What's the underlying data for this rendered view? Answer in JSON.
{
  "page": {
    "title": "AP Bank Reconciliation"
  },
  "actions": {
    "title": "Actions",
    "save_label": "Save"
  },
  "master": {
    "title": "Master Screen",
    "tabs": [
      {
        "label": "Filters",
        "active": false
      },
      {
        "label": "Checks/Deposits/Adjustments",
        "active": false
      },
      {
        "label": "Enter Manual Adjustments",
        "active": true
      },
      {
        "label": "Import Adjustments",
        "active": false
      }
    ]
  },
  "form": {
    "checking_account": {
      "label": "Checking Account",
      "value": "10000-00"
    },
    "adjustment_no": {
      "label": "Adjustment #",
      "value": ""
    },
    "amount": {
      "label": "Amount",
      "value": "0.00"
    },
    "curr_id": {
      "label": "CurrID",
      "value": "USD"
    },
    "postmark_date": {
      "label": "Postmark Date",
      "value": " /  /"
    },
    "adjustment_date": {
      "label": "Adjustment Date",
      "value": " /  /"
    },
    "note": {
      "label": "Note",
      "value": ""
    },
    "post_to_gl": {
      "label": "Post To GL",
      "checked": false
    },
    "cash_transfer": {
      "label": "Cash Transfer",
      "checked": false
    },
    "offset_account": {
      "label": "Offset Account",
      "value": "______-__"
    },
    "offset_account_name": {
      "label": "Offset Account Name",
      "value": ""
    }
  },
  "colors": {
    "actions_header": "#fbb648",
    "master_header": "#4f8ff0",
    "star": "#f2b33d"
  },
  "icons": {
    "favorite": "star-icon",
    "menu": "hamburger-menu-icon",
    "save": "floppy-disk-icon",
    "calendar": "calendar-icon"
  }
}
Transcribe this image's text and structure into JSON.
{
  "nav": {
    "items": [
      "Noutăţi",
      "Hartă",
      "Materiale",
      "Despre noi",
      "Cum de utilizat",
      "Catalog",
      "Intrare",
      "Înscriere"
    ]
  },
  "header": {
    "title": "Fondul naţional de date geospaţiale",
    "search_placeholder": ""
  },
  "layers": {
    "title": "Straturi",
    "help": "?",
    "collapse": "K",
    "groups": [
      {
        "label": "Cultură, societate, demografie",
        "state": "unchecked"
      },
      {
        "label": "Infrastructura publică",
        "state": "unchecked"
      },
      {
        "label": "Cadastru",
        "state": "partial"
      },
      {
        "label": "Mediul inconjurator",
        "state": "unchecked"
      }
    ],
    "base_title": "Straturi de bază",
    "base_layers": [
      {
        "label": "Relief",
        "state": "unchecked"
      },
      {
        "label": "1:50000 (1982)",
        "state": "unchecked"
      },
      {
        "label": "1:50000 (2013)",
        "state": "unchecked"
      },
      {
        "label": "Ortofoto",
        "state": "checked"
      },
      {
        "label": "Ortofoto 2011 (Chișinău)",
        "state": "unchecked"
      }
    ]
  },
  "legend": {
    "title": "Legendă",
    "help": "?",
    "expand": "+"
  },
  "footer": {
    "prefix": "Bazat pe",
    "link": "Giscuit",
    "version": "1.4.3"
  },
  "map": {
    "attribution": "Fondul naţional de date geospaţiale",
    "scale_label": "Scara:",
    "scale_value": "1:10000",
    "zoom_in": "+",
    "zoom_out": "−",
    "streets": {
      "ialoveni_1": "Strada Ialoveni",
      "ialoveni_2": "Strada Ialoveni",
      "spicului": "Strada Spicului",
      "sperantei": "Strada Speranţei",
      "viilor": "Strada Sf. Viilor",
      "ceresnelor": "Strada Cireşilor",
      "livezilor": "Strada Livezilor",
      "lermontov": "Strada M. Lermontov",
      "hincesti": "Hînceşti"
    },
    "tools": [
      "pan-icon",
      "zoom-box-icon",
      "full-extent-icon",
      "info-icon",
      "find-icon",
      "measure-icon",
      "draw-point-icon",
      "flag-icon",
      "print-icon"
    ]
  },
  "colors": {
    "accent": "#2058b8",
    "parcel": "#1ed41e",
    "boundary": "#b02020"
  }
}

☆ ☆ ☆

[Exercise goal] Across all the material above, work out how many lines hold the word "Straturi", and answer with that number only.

[Answer space] 2